Another core element of the Youth Employment Works strategy is paid work experience. Guaranteeing compensation breaks down one barrier for participation by ensuring that all young people have access to safe and age-appropriate work opportunities. It also drives interest, engagement, and motivation to complete programs. Incorporating opportunities for youth participants to earn college credits or credentials offers additional cost-saving benefits for youth; however, special attention is needed to ensure that earned credits and credentials are stackable and transferable.   

A recent report by the Project on Workforce at Harvard University took a close look at program outcomes for CareerWise Colorado, one of the nation’s longest-standing youth apprenticeship intermediaries. Promising to be an “options multiplier,” CareerWise Colorado serves as a lynchpin between Coloradan K-12 and postsecondary education providers, employers, youth and their families to coordinate two- or three-year apprenticeships for high school students.
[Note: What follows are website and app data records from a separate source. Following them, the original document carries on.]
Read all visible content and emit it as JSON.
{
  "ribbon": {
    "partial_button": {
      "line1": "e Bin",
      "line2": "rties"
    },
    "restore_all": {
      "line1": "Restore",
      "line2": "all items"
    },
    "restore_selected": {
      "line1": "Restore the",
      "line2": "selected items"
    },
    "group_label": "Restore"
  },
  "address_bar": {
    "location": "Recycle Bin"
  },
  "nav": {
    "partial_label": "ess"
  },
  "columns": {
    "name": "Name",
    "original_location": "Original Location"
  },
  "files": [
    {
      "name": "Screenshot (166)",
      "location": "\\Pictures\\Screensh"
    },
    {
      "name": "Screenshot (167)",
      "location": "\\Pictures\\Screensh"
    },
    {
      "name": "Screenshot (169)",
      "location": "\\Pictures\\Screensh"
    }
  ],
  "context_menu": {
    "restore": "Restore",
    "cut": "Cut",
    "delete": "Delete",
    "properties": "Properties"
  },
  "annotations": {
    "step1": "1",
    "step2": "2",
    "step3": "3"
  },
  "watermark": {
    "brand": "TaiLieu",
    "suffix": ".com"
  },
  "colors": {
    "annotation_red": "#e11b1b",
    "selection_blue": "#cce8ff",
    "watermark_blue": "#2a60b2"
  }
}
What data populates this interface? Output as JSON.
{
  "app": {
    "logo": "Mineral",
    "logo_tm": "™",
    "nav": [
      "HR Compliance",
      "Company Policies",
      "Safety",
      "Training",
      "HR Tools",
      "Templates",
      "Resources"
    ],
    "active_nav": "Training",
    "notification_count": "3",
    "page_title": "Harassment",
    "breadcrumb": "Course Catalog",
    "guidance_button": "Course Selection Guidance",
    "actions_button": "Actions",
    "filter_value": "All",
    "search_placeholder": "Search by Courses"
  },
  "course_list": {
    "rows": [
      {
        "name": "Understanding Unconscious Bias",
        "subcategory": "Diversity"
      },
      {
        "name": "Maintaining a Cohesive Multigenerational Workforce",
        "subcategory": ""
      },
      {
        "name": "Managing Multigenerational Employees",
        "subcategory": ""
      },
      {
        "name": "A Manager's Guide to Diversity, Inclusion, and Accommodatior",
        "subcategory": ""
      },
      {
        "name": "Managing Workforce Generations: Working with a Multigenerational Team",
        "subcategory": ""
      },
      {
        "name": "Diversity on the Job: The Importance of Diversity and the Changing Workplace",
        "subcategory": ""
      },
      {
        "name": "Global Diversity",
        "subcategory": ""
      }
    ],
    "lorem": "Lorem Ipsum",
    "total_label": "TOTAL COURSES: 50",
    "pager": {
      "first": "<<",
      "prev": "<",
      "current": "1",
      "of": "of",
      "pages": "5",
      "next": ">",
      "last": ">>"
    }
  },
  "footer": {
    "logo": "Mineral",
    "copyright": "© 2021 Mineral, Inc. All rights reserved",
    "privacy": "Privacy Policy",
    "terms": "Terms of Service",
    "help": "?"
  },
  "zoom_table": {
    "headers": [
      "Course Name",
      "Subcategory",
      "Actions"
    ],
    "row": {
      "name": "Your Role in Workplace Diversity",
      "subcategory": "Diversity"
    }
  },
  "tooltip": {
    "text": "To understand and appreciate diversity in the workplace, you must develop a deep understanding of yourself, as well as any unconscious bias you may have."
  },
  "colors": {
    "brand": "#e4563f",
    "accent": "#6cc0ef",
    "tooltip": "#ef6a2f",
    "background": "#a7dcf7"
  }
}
Apprentices are hired by local companies across nine industries (including healthcare, advanced manufacturing, and education) and earn college credits and an industry-recognized certification while working and completing their high school degree.

CareerWise Colorado’s first two apprenticeship cohorts had 27% exit into a postsecondary degree program and 37% stay in the workforce either with the same employer (20%) or with a new company (17%). Of all the apprentices who stayed employed, more than 70% reported they are concurrently pursuing a degree or certificate on a full-time or part-time basis.
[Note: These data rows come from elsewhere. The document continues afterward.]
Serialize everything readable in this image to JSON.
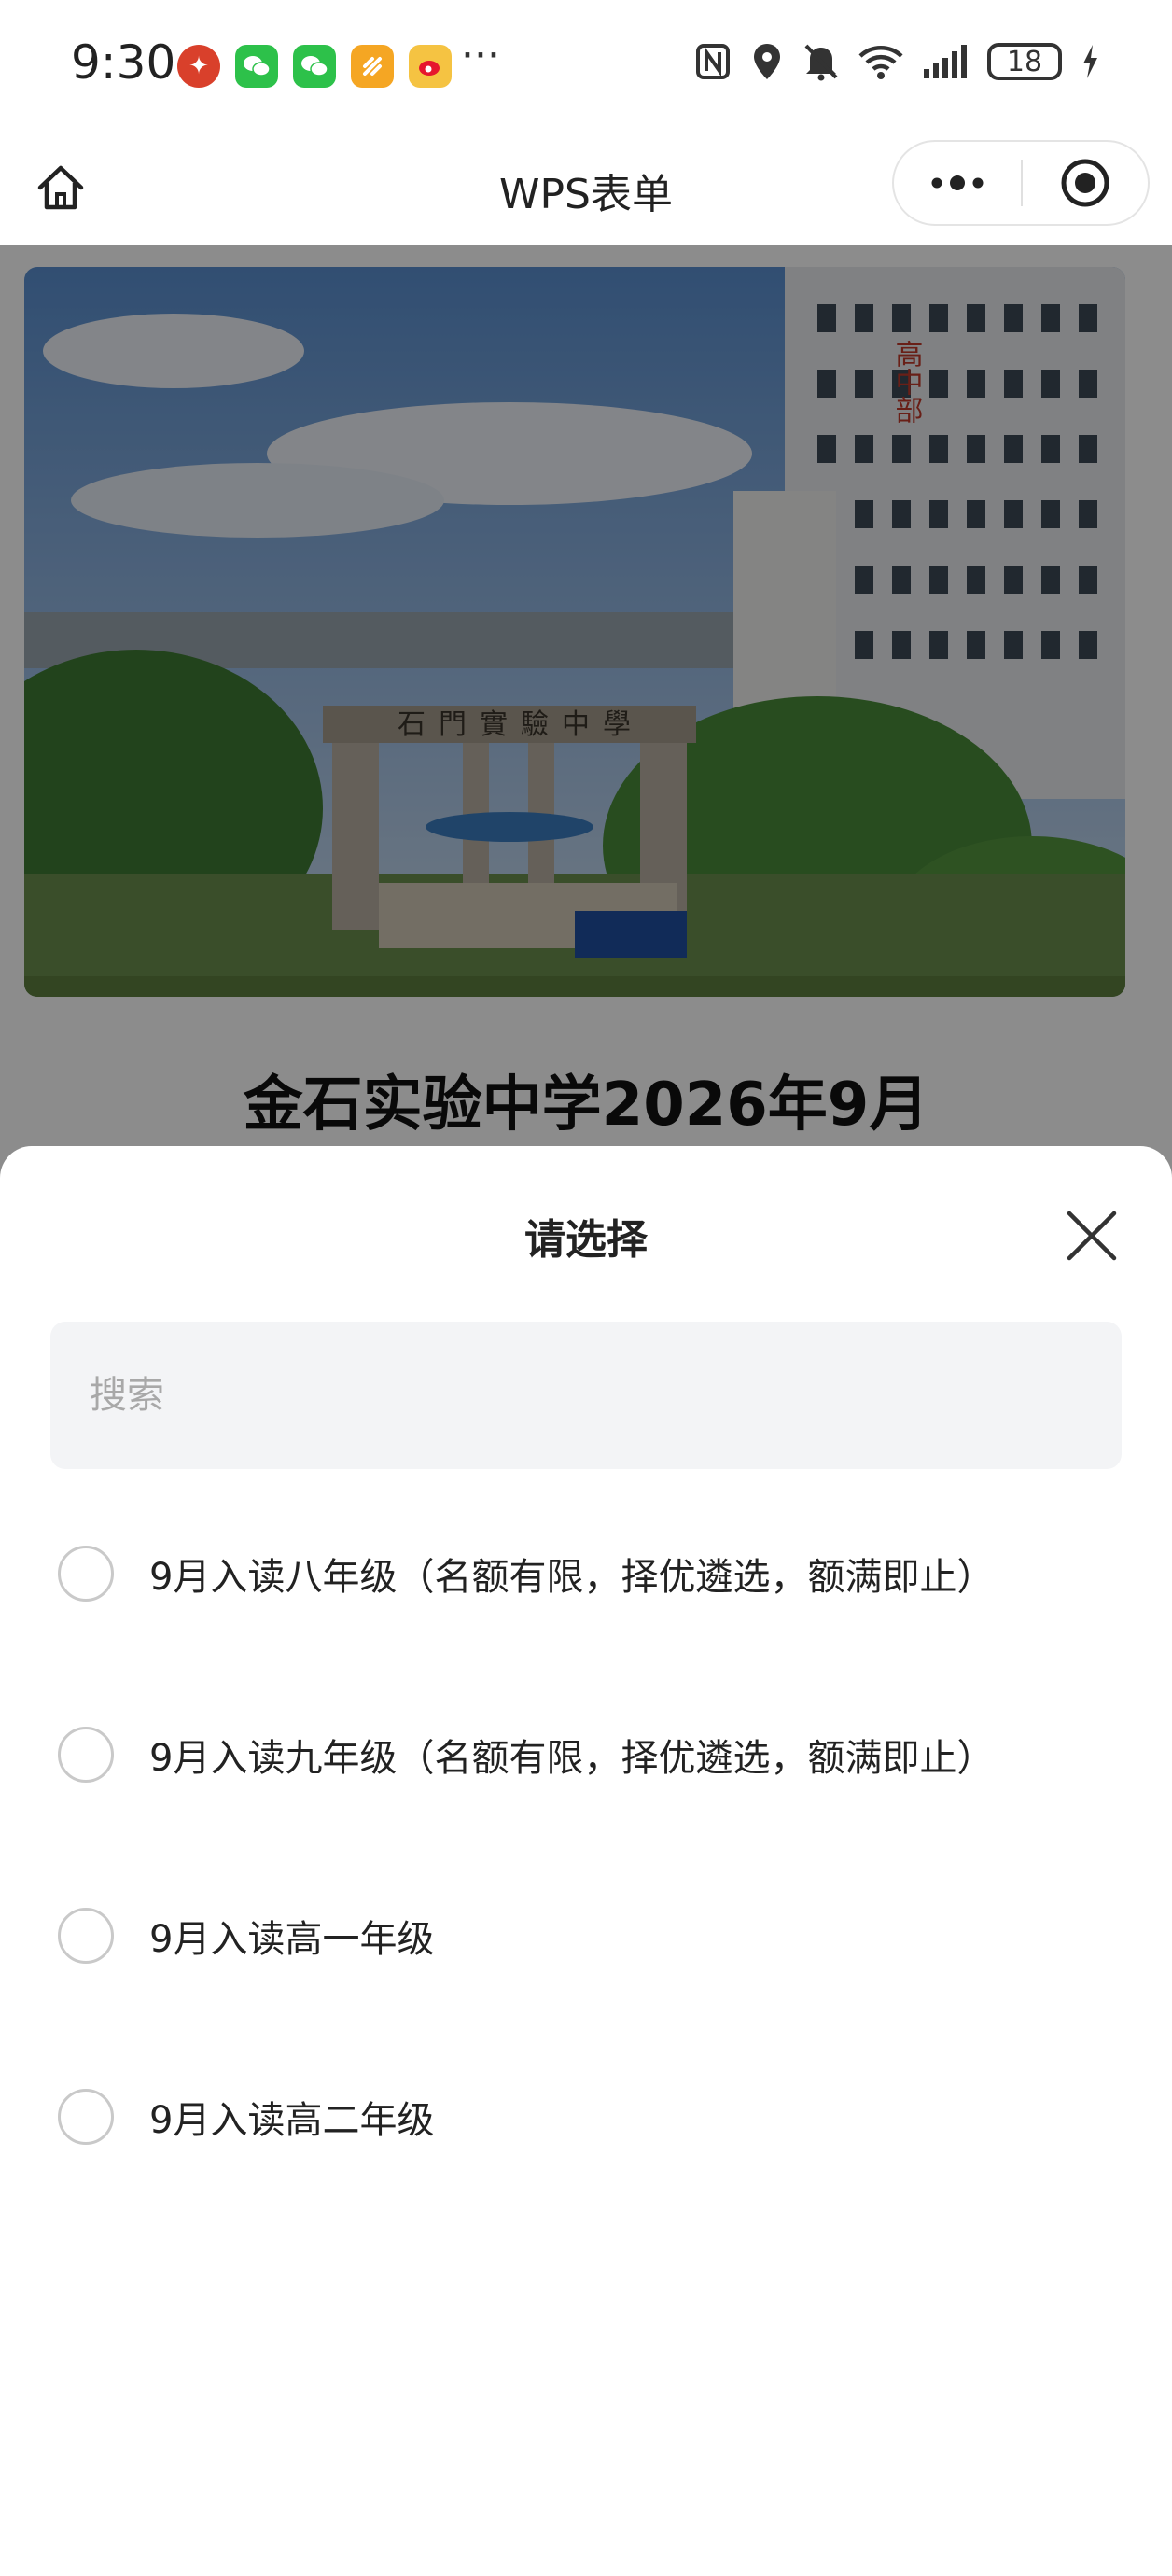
{
  "status_bar": {
    "time": "9:30",
    "more": "···",
    "battery": "18",
    "notification_icons": [
      "app-icon",
      "wechat-icon",
      "wechat-icon",
      "app-icon",
      "weibo-icon"
    ],
    "system_icons": [
      "nfc-icon",
      "location-icon",
      "mute-icon",
      "wifi-icon",
      "signal-icon",
      "battery-icon",
      "charging-icon"
    ]
  },
  "nav": {
    "title": "WPS表单",
    "home_icon": "home-icon",
    "more_icon": "more-icon",
    "target_icon": "target-icon"
  },
  "page": {
    "title": "金石实验中学2026年9月",
    "banner_sign": "石門實驗中學",
    "building_sign": "高中部"
  },
  "sheet": {
    "title": "请选择",
    "close_icon": "close-icon",
    "search_placeholder": "搜索",
    "options": [
      {
        "label": "9月入读八年级（名额有限，择优遴选，额满即止）",
        "selected": false
      },
      {
        "label": "9月入读九年级（名额有限，择优遴选，额满即止）",
        "selected": false
      },
      {
        "label": "9月入读高一年级",
        "selected": false
      },
      {
        "label": "9月入读高二年级",
        "selected": false
      }
    ]
  },
  "colors": {
    "overlay": "#000000",
    "radio_border": "#c9c9c9",
    "search_bg": "#f3f4f6"
  }
}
As more people are questioning the value of higher education, high-quality work-based learning experiences, such as youth apprenticeships, can provide opportunities for young people to explore career options and determine how and when to pursue further education and training.

This flexibility resonated with Indiana high schoolers and their parents who participated in focus groups (led by New America) exploring current attitudes toward post-graduation opportunities. Although the focus groups’ perceptions around apprenticeships were generally favorable, participants noted concerns that college was still seen as the most prestigious option for high schoolers to pursue. One parent shared, “There’s always the ‘wall’ of all the kids and what colleges they were accepted to, not so much those going to trade school or the military or the jobs that they’ve landed...Those things aren’t given the same amount of praise or even attention.’’
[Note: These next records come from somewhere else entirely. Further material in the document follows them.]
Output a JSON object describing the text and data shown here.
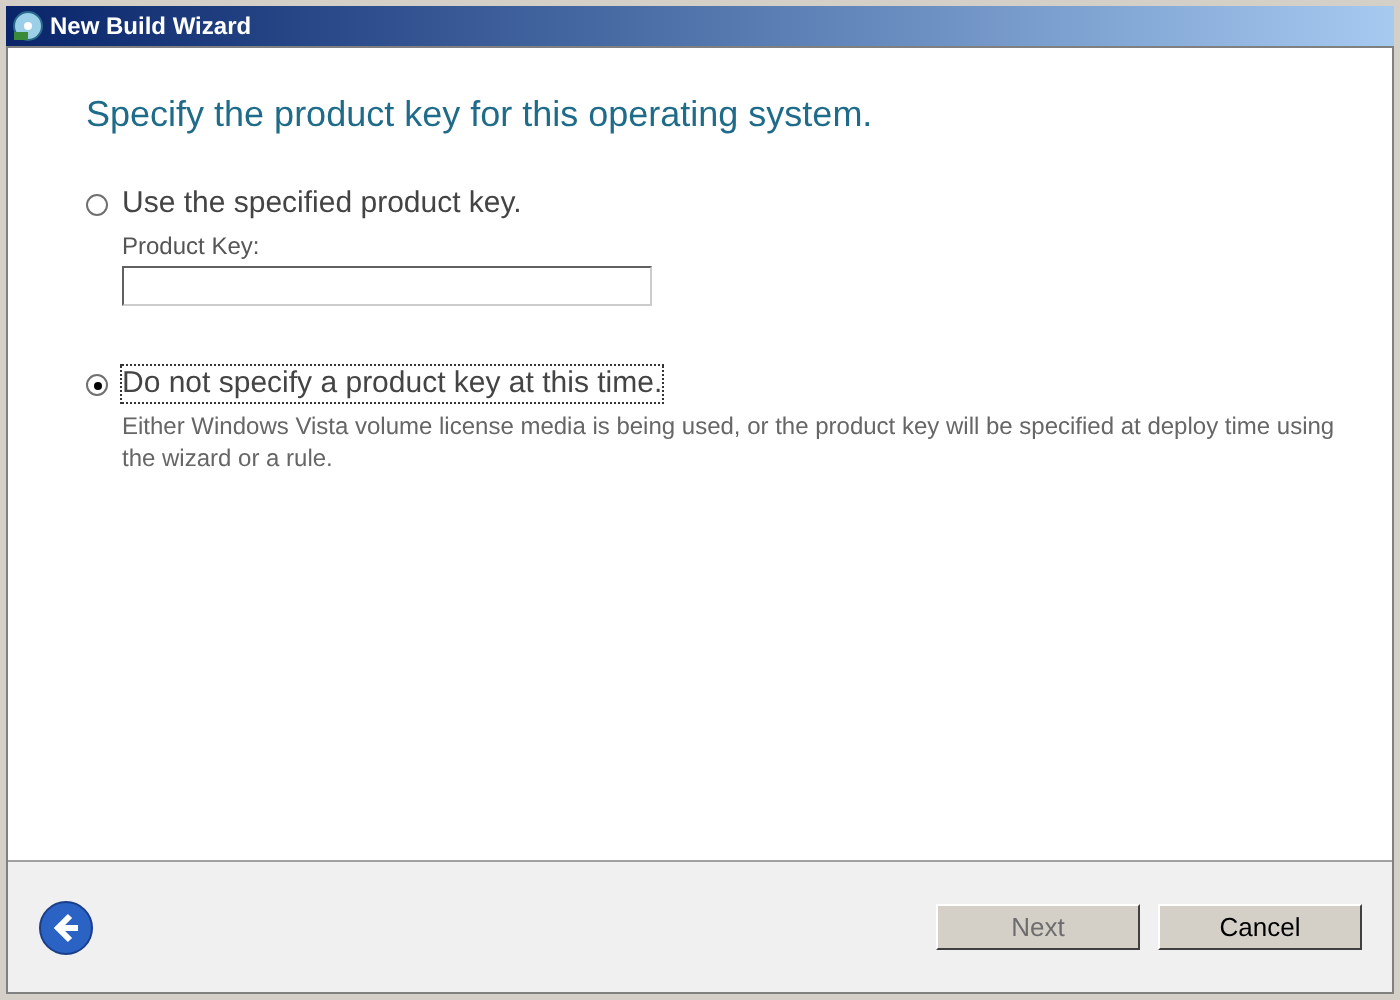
{
  "window": {
    "title": "New Build Wizard"
  },
  "heading": "Specify the product key for this operating system.",
  "options": [
    {
      "label": "Use the specified product key.",
      "selected": false,
      "field": {
        "label": "Product Key:"
      }
    },
    {
      "label": "Do not specify a product key at this time.",
      "selected": true,
      "description": "Either Windows Vista volume license media is being used, or the product key will be specified at deploy time using the wizard or a rule."
    }
  ],
  "buttons": [
    {
      "label": "Next",
      "disabled": true
    },
    {
      "label": "Cancel",
      "disabled": false
    }
  ]
}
Career pathway programs can help break down the assumption that college must happen immediately upon graduation by designing and demonstrating options for blending work and education. 

Although the DOL has not yet announced any new funding directly connected to the Youth Employment Works strategy, it complements several existing federal initiatives, such as the Career Z Challenge and the Workforce Pathways for Youth grant program.

This article was prepared by SSTI using Federal funds under award ED22HDQ3070129 from the Economic Development Administration, U.S. Department of Commerce. The statements, findings, conclusions, and recommendations are those of the author(s) and do not necessarily reflect the views of the Economic Development Administration or the U.S. Department of Commerce.

workforce, dol, youth